CAMP PENDLETON ---- A thick scar runs from ankle to mid-thigh on Brice Brokaw's left leg.
The inch-wide mark is evidence of a surgeon's effort two years ago to harvest a donor blood vein in an effort to save Brokaw's right leg, which was mangled in a motorcycle accident.
The transplant worked, but the effort to save Brokaw's right leg failed, and the then-28-year-old Coast Guard fireman became "an above the knee amputee" who was later discharged from military service.
Brokaw and 15 other current and former service members ---“ most of them amputees ---- were guests at an instructional surf camp Saturday at Camp Pendleton's San Onofre beach hosted by "Operation Amped," an organization that helps injured veterans learn adaptive sports.
"Before I was hurt, I used to surf, so this is another way for me to try and reclaim some of my old self and do some of the things I used to do," said Brokaw, who uses a "stiff peg leg" when he hits the waves.
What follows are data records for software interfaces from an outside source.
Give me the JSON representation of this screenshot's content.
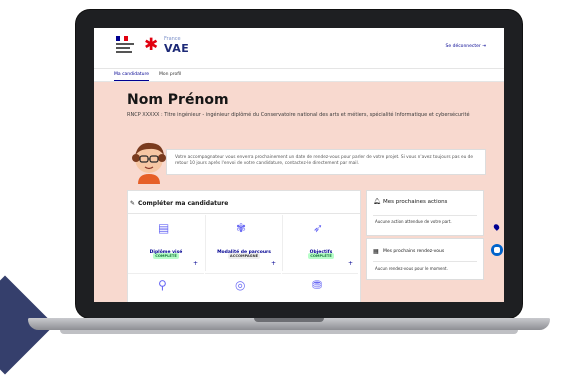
{
  "header": {
    "rf_lines": [
      "",
      "",
      ""
    ],
    "brand_small": "France",
    "brand_big": "VAE",
    "logout_label": "Se déconnecter"
  },
  "nav": {
    "tabs": [
      {
        "label": "Ma candidature",
        "active": true
      },
      {
        "label": "Mon profil",
        "active": false
      }
    ]
  },
  "hero": {
    "title": "Nom Prénom",
    "subtitle": "RNCP XXXXX : Titre ingénieur - ingénieur diplômé du Conservatoire national des arts et métiers, spécialité Informatique et cybersécurité",
    "message": "Votre accompagnateur vous enverra prochainement un date de rendez-vous pour parler de votre projet. Si vous n'avez toujours pas eu de retour 10 jours après l'envoi de votre candidature, contactez-le directement par mail."
  },
  "candidature": {
    "title": "Compléter ma candidature",
    "tiles": [
      {
        "badge": "COMPLÉTÉ",
        "badge_type": "green",
        "label": "Diplôme visé",
        "icon": "document-icon"
      },
      {
        "badge": "ACCOMPAGNÉ",
        "badge_type": "grey",
        "label": "Modalité de parcours",
        "icon": "path-icon"
      },
      {
        "badge": "COMPLÉTÉ",
        "badge_type": "green",
        "label": "Objectifs",
        "icon": "target-icon"
      }
    ],
    "tiles_row2": [
      {
        "icon": "experience-icon"
      },
      {
        "icon": "accompaniment-icon"
      },
      {
        "icon": "financing-icon"
      }
    ]
  },
  "actions": {
    "title": "Mes prochaines actions",
    "empty": "Aucune action attendue de votre part."
  },
  "rdv": {
    "title": "Mes prochains rendez-vous",
    "empty": "Aucun rendez-vous pour le moment."
  },
  "colors": {
    "brand_blue": "#000091",
    "band": "#f8d9cf",
    "flag_blue": "#000091",
    "flag_red": "#e1000f"
  }
}
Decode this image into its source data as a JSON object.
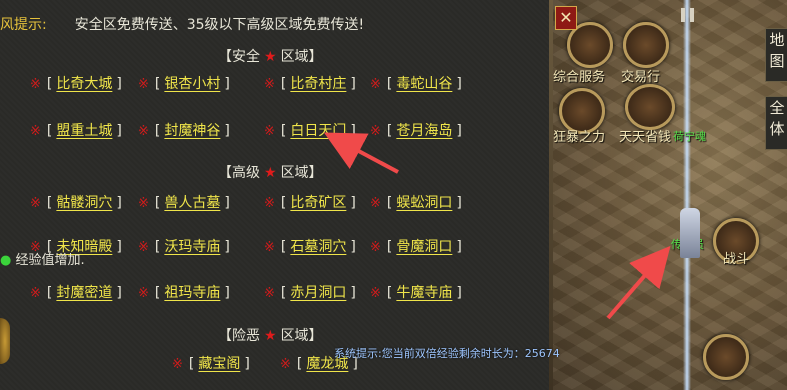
{
  "tip": {
    "label": "风提示:",
    "message": "安全区免费传送、35级以下高级区域免费传送!"
  },
  "sections": {
    "safe": {
      "left": "【安全",
      "right": "区域】"
    },
    "advanced": {
      "left": "【高级",
      "right": "区域】"
    },
    "danger": {
      "left": "【险恶",
      "right": "区域】"
    }
  },
  "rows": [
    [
      "比奇大城",
      "银杏小村",
      "比奇村庄",
      "毒蛇山谷"
    ],
    [
      "盟重土城",
      "封魔神谷",
      "白日天门",
      "苍月海岛"
    ],
    [
      "骷髅洞穴",
      "兽人古墓",
      "比奇矿区",
      "蜈蚣洞口"
    ],
    [
      "未知暗殿",
      "沃玛寺庙",
      "石墓洞穴",
      "骨魔洞口"
    ],
    [
      "封魔密道",
      "祖玛寺庙",
      "赤月洞口",
      "牛魔寺庙"
    ],
    [
      "藏宝阁",
      "魔龙城"
    ]
  ],
  "symbols": {
    "mark": "※",
    "star": "★",
    "open": "[",
    "close": "]"
  },
  "exp_text": "经验值增加.",
  "system_message": "系统提示:您当前双倍经验剩余时长为：25674",
  "scene": {
    "buttons": [
      "综合服务",
      "交易行",
      "狂暴之力",
      "天天省钱"
    ],
    "side_chars": [
      "地",
      "图",
      "全",
      "体"
    ],
    "npc_names": [
      "荷宁魂",
      "传送员"
    ],
    "battle_label": "战斗",
    "close_glyph": "✕"
  },
  "colors": {
    "place": "#f0e54a",
    "mark": "#d21b1b",
    "star": "#e01b1b",
    "label": "#e6c23c",
    "arrow": "#f04a4a"
  }
}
"It's a lot harder to surf now though," Brokaw said. "I'm not supposed to use the leg that bends at the knee ---- it might get rusty or damaged ---- so essentially, I can only use one leg to jump up on the board once I catch a wave."
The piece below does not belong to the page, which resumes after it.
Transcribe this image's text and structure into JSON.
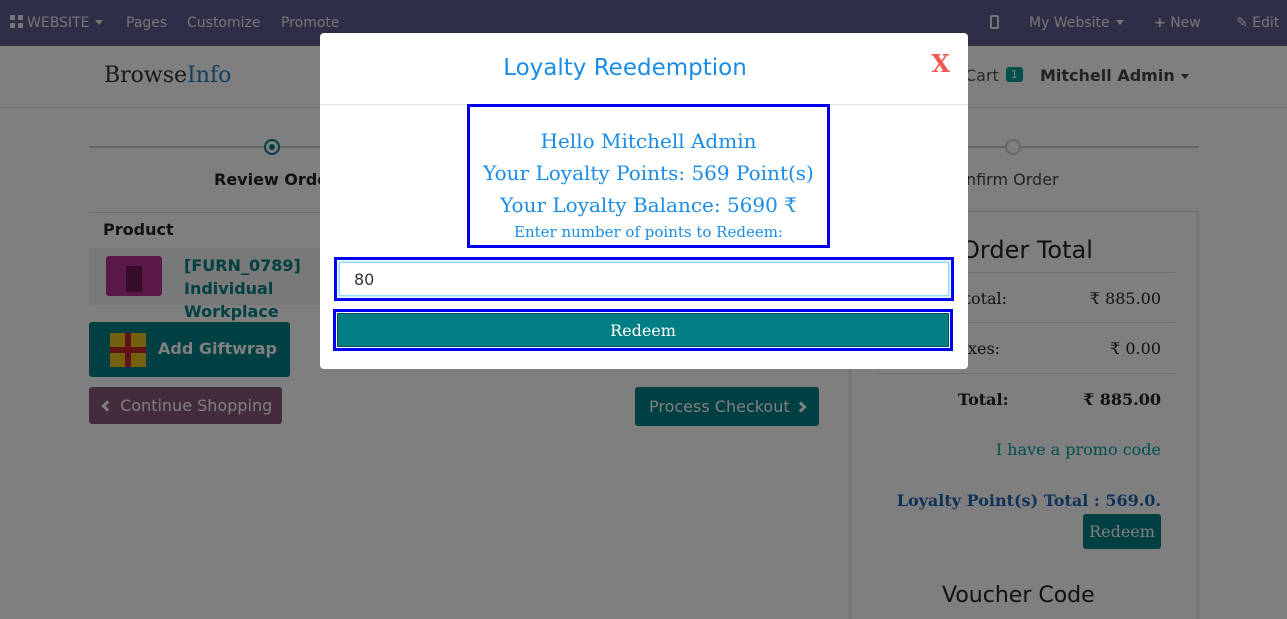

Army Sgt. Saul Martinez also used to surf. He who lost his lower left leg during a tour in Iraq when the HumVee he was riding in was hit by an improvised explosive device.
"It's a lot different now," Martinez said. "Even when I get up on the board, it still feels a little bit wobbly and unstable because I only have one foot that can grip."
Both men are patients of Dave Donaldson, a retired Navy corpsman and now a recreational therapist at the Balboa Naval Regional Medical Center in San Diego.
Donaldson said he tries to plan several different types of outings, mostly sports related, to help injured service members regain their mobility and to stay mentally sharp.
"Keeping these guys active is our main goal, because it's not good for them to just sit around," Donaldson said.
"We try to get them involved in surfing, hiking, and other different types of physical exercise ---- we try to pack a lot of activities into their lives ---- even filling their leisure time.
"We also tell them they have to learn to be able to live alone and take care of themselves. We teach them how to cook and iron, while we're teaching them how to rock climb.
"It's all in an effort to get these guys to fully re-engage their lives again."